Andrews model and long time buddy has a very peculiar growth pattern right at the hairline at the top of his forehead. Now, we have never heard of anyone naming a growth pattern, leave it to Andrew he calls this one caterpillar - two growth patterns that grow completely forward as well as kick to the side.
In the video above, Andrew faces this growth pattern with ease utilizing two Sam Villa Blending Shears:
The majority of the haircut in this video has been completed using shear over comb with the Reversible Blending Shear and a Short Cutting Comb. The Reversible Blending Shear results in surface texture.
We left out the area in the front hairline to give us the visual on combatting this radical growth pattern. You will see the split in the middle and how it is very dense on each side of the split.

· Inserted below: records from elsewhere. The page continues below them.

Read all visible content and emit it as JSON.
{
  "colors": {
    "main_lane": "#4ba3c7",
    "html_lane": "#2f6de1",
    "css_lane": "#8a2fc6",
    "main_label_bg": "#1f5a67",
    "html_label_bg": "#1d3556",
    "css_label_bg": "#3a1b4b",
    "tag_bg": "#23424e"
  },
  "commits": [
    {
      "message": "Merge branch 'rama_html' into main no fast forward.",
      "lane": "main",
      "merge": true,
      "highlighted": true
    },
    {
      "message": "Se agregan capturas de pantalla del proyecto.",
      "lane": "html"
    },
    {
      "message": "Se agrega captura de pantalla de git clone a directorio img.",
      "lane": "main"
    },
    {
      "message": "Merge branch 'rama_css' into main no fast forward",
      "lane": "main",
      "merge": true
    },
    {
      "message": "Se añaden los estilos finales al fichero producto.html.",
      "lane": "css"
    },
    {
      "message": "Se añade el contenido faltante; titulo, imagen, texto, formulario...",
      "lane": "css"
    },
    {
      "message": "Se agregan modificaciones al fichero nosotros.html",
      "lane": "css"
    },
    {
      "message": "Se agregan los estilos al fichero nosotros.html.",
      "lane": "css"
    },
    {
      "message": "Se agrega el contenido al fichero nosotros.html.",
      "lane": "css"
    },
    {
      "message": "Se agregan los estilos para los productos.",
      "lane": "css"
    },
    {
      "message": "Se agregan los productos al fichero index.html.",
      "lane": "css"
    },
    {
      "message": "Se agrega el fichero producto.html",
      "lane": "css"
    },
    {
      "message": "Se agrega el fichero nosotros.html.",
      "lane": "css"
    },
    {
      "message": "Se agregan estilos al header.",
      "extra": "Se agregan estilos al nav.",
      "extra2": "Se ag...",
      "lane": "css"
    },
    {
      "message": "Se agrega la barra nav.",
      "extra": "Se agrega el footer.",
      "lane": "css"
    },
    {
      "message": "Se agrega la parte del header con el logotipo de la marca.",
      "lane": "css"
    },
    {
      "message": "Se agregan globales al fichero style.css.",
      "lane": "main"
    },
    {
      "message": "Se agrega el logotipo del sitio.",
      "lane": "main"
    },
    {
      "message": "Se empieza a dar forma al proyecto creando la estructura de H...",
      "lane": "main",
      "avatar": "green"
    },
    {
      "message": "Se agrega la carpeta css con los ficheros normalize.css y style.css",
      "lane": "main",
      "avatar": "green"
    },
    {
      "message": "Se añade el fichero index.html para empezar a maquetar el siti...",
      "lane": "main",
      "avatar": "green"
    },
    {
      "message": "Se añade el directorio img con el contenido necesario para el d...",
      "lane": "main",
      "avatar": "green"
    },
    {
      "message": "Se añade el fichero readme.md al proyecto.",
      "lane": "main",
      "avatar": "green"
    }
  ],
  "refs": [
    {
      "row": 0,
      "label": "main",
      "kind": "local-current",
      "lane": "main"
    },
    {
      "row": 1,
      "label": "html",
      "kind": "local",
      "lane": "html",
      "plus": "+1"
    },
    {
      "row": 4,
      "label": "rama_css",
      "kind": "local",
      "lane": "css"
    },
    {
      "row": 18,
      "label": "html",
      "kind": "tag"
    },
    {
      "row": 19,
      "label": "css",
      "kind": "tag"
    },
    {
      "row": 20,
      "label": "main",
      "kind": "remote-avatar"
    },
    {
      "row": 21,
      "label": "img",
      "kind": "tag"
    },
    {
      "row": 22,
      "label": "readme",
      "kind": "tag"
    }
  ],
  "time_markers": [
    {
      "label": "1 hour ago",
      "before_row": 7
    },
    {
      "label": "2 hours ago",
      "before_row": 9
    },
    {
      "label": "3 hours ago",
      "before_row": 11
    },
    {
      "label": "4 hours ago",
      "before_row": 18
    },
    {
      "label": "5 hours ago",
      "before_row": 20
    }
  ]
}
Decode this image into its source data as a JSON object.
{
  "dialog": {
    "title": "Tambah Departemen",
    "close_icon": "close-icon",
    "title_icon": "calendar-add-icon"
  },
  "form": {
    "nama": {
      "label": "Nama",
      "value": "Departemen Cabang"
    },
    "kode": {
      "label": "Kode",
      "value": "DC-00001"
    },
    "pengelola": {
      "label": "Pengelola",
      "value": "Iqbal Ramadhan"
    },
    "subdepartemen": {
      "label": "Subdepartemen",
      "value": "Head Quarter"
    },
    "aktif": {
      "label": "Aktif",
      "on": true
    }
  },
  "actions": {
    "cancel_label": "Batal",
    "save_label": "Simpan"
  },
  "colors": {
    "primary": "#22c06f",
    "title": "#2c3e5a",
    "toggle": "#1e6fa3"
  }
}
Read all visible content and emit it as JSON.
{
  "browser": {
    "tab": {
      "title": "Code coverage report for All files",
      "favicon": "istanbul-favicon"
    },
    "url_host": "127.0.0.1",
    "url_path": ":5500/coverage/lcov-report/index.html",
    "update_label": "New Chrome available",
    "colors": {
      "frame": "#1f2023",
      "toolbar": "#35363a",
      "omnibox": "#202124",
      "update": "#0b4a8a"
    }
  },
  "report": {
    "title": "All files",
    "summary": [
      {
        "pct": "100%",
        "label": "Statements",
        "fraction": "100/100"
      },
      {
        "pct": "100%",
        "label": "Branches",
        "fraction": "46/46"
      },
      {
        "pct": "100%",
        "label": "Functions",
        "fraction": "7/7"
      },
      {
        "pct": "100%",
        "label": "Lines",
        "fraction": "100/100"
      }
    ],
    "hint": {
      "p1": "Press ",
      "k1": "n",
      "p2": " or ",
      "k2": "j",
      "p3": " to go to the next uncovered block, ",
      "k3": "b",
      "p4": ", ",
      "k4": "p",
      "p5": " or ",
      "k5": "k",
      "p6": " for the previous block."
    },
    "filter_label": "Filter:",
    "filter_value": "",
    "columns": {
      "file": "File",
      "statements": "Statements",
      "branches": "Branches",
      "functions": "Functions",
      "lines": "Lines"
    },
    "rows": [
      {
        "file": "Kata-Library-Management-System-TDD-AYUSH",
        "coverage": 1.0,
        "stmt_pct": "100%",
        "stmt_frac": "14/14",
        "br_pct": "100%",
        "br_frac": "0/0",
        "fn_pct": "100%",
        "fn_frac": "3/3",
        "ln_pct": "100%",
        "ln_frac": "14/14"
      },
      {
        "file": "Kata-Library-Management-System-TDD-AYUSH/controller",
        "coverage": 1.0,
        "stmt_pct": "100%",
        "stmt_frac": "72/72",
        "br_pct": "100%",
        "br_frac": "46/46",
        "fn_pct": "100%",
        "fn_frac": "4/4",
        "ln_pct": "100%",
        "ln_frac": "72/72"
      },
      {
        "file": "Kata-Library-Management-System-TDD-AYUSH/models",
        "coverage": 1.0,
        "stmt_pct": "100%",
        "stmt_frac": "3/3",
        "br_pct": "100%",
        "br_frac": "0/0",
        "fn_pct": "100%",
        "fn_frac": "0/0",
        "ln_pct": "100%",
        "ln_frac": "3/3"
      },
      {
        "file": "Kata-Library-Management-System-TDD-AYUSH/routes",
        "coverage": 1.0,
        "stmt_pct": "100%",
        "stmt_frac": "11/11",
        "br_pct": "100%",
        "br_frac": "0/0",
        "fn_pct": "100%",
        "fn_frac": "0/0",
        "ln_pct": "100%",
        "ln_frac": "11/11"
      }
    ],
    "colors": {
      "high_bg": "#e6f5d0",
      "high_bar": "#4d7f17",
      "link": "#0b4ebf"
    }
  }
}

Using the wide teeth of his Cutting Comb, begin with shear over comb with the Reversible Blending Shear to knock down a little of the length in the dense area to the side of the split. The advantage of the Reversible Blending Shear is the little residual hairs will fall in many different directions we do not want to see any flat lines at all as they will accentuate the radical grow pattern. The direction of the teeth play an important role as whichever direction the teeth are facing will influence the direction the hair will lay in this cut the teeth are facing toward the head.
After knocking down some of the length, you will notice some of the hair left wants to fall straight down against the forehead. By going back in to remove that excess length to result in a cleaner perimeter, you will see there is still some density going on.
To address the density even more, change over to your InvisiBlend Shear. This shear will result in an even softer edge than that of the Reversible Blending Shear and removes less hair. This is an obvious choice to move into this new shear to finish the cutting in this area, as the shear is less aggressive in the removal of hair.
HOT TIP: We all know we can always take more off but we can't put it back on!
Next, lets go into the dense area to clean it up and remove a little more weight, resulting in a visually pleasing hairline as opposed to the visual of the radical growth pattern.
Can you over do it? Of course you can! Take caution to refrain from over texturizing with any shear take it slow, especially if you are embarking into unfamiliar territory a head you've never cut before.
HOT TIP: A bundle of short hair is much stronger than a couple of long hairs.
Do you remember the first time you took a section too short? It usually only takes just once! You never want to experience the hair that sticks straight out or up again!
As you watch Andrew use this technique on the right side of the split at the forehead you will really be able to see the transformation of the growth pattern vs. the left side that is uncut. It is very apparent that the two Sam Villa Shears – the Reversible Blending Shear along with the InvisiBlend Shear – were the stars that stole this show with Andrew as the creative director of the technique.